STATE HOUSE – The Senate today approved legislation sponsored by Sen. Gayle L. Goldin requiring presidential candidates to release their personal tax returns in order to be listed on the Rhode Island ballot.
The sponsor said people have the right to know what conflicts of interest their president may have. While state and local officials in Rhode Island are required to file ethics disclosures that publicly reveal any potential conflicts of interest, the president is held to no such standard.
President Donald Trump is the only president — and the only major party presidential candidate — in the last 40 years to refuse to publicly release his tax return. The U.S. House last week asked the IRS to release the president’s returns in an effort to seek information for investigations into his business and campaign activities, but the White House has vowed to block any release.
“We simply don’t know what financial conflicts the president has because he hasn’t disclosed them.

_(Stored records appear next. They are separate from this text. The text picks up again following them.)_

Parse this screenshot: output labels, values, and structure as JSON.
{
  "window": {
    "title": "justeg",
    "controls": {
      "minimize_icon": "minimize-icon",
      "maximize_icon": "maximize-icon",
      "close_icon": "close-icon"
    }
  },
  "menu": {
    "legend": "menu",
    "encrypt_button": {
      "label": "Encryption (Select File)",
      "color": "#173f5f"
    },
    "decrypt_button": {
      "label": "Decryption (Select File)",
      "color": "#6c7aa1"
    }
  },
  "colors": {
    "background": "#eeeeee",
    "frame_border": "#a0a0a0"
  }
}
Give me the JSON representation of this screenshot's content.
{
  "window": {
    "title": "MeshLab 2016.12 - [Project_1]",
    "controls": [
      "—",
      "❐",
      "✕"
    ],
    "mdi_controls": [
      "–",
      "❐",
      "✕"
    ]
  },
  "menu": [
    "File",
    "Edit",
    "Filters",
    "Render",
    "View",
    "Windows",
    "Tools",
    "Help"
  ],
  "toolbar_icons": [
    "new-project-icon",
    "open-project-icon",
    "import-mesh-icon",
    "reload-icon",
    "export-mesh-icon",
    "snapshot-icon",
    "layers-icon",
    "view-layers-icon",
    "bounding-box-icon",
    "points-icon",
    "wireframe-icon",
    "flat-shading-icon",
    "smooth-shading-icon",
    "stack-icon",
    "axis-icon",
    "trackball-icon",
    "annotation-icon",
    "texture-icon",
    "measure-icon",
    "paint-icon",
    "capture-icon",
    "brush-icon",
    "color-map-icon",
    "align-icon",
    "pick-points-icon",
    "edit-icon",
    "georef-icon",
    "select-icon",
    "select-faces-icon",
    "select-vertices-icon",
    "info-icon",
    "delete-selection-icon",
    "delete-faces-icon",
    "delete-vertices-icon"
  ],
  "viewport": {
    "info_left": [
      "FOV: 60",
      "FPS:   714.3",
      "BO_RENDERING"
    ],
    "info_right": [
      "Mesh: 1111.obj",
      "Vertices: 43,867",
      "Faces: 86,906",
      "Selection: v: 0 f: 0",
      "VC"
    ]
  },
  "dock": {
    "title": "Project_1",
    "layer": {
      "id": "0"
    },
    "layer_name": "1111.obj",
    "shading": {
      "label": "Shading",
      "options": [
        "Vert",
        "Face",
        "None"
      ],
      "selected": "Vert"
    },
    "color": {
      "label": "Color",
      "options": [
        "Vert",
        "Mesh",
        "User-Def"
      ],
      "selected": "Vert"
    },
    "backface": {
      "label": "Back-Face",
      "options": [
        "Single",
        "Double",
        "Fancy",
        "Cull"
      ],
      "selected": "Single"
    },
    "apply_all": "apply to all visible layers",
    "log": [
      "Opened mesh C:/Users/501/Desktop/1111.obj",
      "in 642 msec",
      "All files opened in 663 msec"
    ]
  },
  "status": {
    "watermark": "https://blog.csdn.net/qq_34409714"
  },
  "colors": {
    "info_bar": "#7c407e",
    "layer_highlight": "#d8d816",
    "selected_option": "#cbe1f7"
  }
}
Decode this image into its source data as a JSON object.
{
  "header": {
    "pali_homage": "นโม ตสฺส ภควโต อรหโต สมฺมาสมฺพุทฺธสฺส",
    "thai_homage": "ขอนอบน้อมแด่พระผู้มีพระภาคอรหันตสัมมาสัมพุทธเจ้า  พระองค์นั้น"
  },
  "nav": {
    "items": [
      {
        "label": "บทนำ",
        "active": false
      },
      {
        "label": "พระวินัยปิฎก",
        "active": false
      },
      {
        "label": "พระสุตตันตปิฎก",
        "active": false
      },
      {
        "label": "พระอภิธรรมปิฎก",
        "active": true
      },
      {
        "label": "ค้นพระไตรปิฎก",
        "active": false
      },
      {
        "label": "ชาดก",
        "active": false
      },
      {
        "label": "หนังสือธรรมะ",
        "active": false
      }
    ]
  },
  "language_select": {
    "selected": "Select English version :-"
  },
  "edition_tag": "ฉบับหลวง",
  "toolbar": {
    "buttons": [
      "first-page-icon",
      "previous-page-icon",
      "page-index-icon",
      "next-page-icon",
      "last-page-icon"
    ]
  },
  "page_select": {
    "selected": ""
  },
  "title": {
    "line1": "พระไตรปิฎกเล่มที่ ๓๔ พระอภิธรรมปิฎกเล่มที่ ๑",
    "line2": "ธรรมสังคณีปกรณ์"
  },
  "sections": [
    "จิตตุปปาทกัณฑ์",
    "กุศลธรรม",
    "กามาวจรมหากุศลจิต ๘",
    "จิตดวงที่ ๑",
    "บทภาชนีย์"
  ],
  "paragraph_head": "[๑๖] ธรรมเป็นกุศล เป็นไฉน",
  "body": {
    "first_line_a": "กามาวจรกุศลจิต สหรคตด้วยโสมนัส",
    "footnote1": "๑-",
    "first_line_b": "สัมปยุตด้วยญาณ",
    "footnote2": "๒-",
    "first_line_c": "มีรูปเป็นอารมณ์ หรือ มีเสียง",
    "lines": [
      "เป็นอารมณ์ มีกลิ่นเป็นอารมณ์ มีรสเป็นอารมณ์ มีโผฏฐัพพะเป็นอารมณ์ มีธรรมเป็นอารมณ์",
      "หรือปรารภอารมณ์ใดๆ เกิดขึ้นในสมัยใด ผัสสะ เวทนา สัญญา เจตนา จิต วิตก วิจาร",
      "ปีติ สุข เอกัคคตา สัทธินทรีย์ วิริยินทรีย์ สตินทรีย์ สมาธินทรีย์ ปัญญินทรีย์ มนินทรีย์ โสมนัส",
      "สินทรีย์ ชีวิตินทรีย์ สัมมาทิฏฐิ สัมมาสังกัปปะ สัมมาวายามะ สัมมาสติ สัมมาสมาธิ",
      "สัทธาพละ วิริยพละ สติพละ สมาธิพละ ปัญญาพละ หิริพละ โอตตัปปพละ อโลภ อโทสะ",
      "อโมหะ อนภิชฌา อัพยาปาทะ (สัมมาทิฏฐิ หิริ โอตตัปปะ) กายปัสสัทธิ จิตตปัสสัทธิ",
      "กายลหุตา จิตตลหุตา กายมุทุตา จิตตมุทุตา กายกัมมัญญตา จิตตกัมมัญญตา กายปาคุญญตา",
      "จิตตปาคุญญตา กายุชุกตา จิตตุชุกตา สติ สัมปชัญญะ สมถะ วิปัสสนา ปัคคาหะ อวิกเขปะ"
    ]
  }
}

Did he impose the Mexico City global gag rule, blocking federal funding to international nonprofit organizations that provide abortion referrals because he profits from that? Over the past month, the Trump administration has instituted rules to defund Title X, ensuring women across this country will struggle to access basic health care, and then gave nearly $2 million of that family planning money to the Obria Group, an organization that does not even believe in birth control. Does the president have a financial interest in taking this action? Is there a financial benefit to his stacking the courts with anti-choice judges?” said Senator Goldin (D-Dist. 3, Providence). “While his tax returns might not tell us for sure, they certainly are a good place to start.”
The legislation (2019-S 0342), which now goes to the House of Representatives, would require all candidates for United States president and vice president to file copies of their last five years of federal income tax returns with the state Board of Elections no later than 63 days prior to the primary election in order to appear on the Rhode Island ballot.
Under the proposed legislation, the Board of Elections would be required to redact certain information after consulting with the state tax administrator and director of revenue, and then to post the return on the Board of Elections website.
Unlike members of Congress, the president is exempt from many conflict-of-interest laws. Except President Trump, every president since Richard Nixon has voluntarily released his tax returns. Tax returns provide information about a candidate’s financial ties to foreign businesses and governments, business arrangements, and other potential conflicts of interest.
While it is widely known that President Trump has done business in many countries with people and firms linked to foreign governments, without his tax returns, it’s impossible to understand the scope of those deals and how they might affect his decisions in office. Additionally, tax documents from 1995 showed that he reported a $916 million loss, which tax experts say could have been used to avoid paying any federal income tax for up to 18 years.
Americans believe the president should release his or her tax returns. Prior to the President Trump’s inauguration, a survey showed that 74 percent of Americans believed he should release his tax returns, including almost half of those who voted for him.
Representative Tanzi (D-Dist. 34, South Kingstown, Narragansett) has introduced companion legislation (2019-H 5727) in the House.
For more information, contact:
Meredyth R. Whitty, Publicist
State House Room 20
Providence, RI 02903